Baghdad is still a tale of two cities: the Green Zone, where most public-affairs officers and many military and State Department staff spend their entire time in Iraq, and the rest of Baghdad, where the Iraqi and Western reporters live. A mid-level officer who had been deployed in the Green Zone for the better part of a year recently wondered to me how it was that Iraqis fill their cars with gas since she had never seen a gas station (and presumably the long lines that go with them). Another embassy person admonished guests invited to a reception not to come too early, seemingly unaware that it’s impossible to determine how long it will take to get through the multiple checkpoints from what U.S. officials still call “the red zone.”
The elaborate system of controls keeping U.S. forces, embassy staff, and contractors well inside the protected zones where the U.S. military and embassy are based also helps keep journalists out. In the broad-brush view of the military rules, all reporters and their local staff are considered potential suicide bombers. At a parking lot where journalists are dropped off to be escorted into Camp Victory, the military takes away cell phones—essential for coordinating pick-ups.
American reporters since last year have been denied the access badges that are given to any U.S. contractor. The badges prevent them from having to wait in areas most vulnerable to suicide bombers in order to enter the Green Zone. That is one reason most Western reporters have boycotted the new press center inside the Green Zone. That and the several intensive body searches required before you get in. I am glad to be able to report some progress here: a letter from the Baghdad-based media hand-delivered to General Raymond Odierno in June resulted in a promise that a limited number of the badges would be issued to the Western media.
The basic U.S. message here is that Iraq is safe again. That is debatable. The twenty-minute ride from the airport to the Green Zone, on what has become one of the safest roads in Baghdad, is nonetheless considered too dangerous for U.S. officials, who fly in instead.

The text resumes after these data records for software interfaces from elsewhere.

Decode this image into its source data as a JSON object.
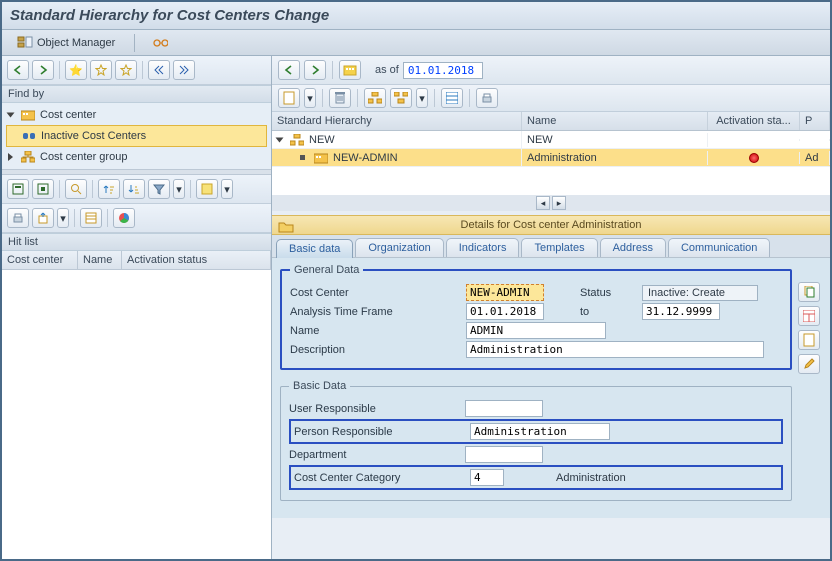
{
  "window": {
    "title": "Standard Hierarchy for Cost Centers Change"
  },
  "app_toolbar": {
    "object_manager": "Object Manager"
  },
  "find_by": {
    "label": "Find by",
    "cost_center": "Cost center",
    "inactive": "Inactive Cost Centers",
    "cc_group": "Cost center group"
  },
  "hit": {
    "title": "Hit list",
    "col_cc": "Cost center",
    "col_name": "Name",
    "col_status": "Activation status"
  },
  "right": {
    "as_of_label": "as of",
    "as_of_value": "01.01.2018"
  },
  "grid": {
    "col_hierarchy": "Standard Hierarchy",
    "col_name": "Name",
    "col_status": "Activation sta...",
    "col_p": "P",
    "row0_code": "NEW",
    "row0_name": "NEW",
    "row1_code": "NEW-ADMIN",
    "row1_name": "Administration",
    "row1_p": "Ad"
  },
  "details_bar": {
    "text": "Details for Cost center Administration"
  },
  "tabs": {
    "basic": "Basic data",
    "org": "Organization",
    "ind": "Indicators",
    "tmpl": "Templates",
    "addr": "Address",
    "comm": "Communication"
  },
  "general": {
    "legend": "General Data",
    "lbl_cc": "Cost Center",
    "val_cc": "NEW-ADMIN",
    "lbl_status": "Status",
    "val_status": "Inactive: Create",
    "lbl_tf": "Analysis Time Frame",
    "val_from": "01.01.2018",
    "lbl_to": "to",
    "val_to": "31.12.9999",
    "lbl_name": "Name",
    "val_name": "ADMIN",
    "lbl_desc": "Description",
    "val_desc": "Administration"
  },
  "basic": {
    "legend": "Basic Data",
    "lbl_user": "User Responsible",
    "val_user": "",
    "lbl_person": "Person Responsible",
    "val_person": "Administration",
    "lbl_dept": "Department",
    "val_dept": "",
    "lbl_cat": "Cost Center Category",
    "val_cat_code": "4",
    "val_cat_text": "Administration"
  }
}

The heavily armored shuttle used for the ride to the Green Zone by embassy staff members who can’t get a helicopter flight still requires body armor
and a helmet.
One of the ironies is that as coverage of the U.S. military has waned, the military has taken on more complex tasks. Many of the U.S. troops appear light years ahead of where they started. The first troops I covered in the spring of 2003 jumped out of planes into northern Iraq and were so badly prepared that they spent the night huddled together to keep from freezing, after being told they were landing in desert. Among the standouts I met was the sergeant who told me, “This is my interpreter,” patting his rifle when I asked how they got by without someone to translate for them. And the non-commissioned officer who told me earnestly when I’d asked why he’d volunteered to fight in Tallulah: “I like explosions.”
One benefit of closer proximity to the military—so much harder to come by now—is that after spending time with soldiers, you realize that for every comment like that one there’s a sergeant who knows more history than you do. Two years after Fallujah, during one of those interminable waits for a convoy, I listened in admiration to two noncommissioned officers explain to a third the definition of “wasta”— the
concept of using influence to get things done that is essential to understanding how things work in the Middle East.
But if the sophistication of the troops has increased, it’s not always mirrored among military public-affair officers, who tend to have far less contact with Iraqis. At a press event earlier this year at Saddam Hussein’s former palace at Camp Victory, a buffet laid out for the mostly Iraqi reporters prompted the usual question about what meat they were being served.
“It’s ham,” said the press officer. “How do you say ‘ham’ in Arabic?” The Iraqis politely demurred, backing away from the table.